Location:
New York
20. ### beez7777 macrumors 6502a

Joined:
Aug 5, 2002
Location:
Notre Dame
#20
you can take the SAT's whenever you want. i'm in 10th grade and i took them this spring, but i'll probably take them a few more times over the next 2 years.

most people take the SAT's in 11th grade, and then if they want to, again whenever they want.

21. ### bennetsaysargh macrumors 68020

Joined:
Jan 20, 2003
Location:
New York
#21
so would i be able to take it this fall as a freshman? or is there a certain age that you have to be?>

22. ### sparkleytone macrumors 68020

Joined:
Oct 28, 2001
Location:
Greensboro, NC
#22
there is really no point in taking it until your junior yr. its only something for colleges to look at. taking it earlier is basically just a way to get bragging rights.

23. ### janey macrumors 603

Joined:
Dec 20, 2002
Location:
sunny los angeles
#23
re: one as a prime number
in algebra my math teacher would tell me that "0" and "1" are nerds, and that they're not prime. She also said for those geeks out there, the two numbers you use in binary (base 2), are not prime.

doctor q: did that guy really have the fibonacci sequence on this licence plate frame? that's so awesome
here are some interesting facts about the fibonacci sequence:
1. if the nth number in the sequence is a, then every nth number after that is a multiple of a
2. take any number in the sequence and square it, the result will always be one more than the product of the previous number and the following number in the sequence
3. take any number in the sequence and the third number after that, add then and the sum will be exactly twice the second number between them in the sequence.
4. take any number in the sequence and the fourth number after that, add them and the sum will always be 3 times the number halfway between them in the sequence.
5. add up all the numbers in the sequence up to any point, and the sum will be one less than the second number yet to come.
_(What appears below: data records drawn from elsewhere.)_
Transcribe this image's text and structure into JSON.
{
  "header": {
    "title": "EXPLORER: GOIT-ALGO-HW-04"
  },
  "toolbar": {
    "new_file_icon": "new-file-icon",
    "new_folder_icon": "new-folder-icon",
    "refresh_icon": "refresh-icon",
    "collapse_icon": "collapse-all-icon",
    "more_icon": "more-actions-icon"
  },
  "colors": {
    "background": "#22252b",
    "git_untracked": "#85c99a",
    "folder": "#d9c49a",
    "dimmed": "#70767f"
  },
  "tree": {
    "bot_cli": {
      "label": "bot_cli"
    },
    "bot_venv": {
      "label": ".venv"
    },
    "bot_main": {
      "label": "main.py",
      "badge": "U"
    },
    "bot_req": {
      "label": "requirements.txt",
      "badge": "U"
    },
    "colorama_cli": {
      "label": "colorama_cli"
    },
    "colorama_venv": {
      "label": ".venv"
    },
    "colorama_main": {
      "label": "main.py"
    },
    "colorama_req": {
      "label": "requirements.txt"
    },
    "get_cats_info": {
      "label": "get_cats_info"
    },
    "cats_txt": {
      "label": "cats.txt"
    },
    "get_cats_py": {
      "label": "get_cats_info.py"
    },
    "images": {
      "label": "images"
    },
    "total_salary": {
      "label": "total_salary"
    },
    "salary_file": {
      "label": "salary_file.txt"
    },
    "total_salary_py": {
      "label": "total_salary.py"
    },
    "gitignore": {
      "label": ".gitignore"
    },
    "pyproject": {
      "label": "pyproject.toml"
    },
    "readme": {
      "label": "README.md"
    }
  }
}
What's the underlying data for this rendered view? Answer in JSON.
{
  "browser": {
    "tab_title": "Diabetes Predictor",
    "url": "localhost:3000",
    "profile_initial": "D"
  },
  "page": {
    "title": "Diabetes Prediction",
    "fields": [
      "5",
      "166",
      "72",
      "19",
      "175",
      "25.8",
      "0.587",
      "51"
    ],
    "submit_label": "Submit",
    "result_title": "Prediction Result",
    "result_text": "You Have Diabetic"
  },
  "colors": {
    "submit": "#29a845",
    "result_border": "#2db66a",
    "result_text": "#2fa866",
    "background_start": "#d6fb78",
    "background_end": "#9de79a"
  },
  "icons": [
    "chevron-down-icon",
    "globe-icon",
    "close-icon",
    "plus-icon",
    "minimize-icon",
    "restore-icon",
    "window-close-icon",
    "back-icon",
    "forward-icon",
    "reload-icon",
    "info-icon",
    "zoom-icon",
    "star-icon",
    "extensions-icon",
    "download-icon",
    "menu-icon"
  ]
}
The Connection between Pascal's Triangle and the Fibonacci sequence: If you add up the numbers in Pascal's triangle diagonally, you get the fibonacci numbers.
It's really cool the fibonacci numbers are everywhere!

### Staff Member

Joined:
Sep 19, 2002
Location:
Los Angeles
#24
Well, not ALL of them! The ellipsis after 34 was literal. But it was cool, as you say.
And it's fun to prove those facts by induction (at least if you are a math fancier like me).
Actually, it's one less, not one more.

25. ### janey macrumors 603

Joined:
Dec 20, 2002
Location:
sunny los angeles
#25
oops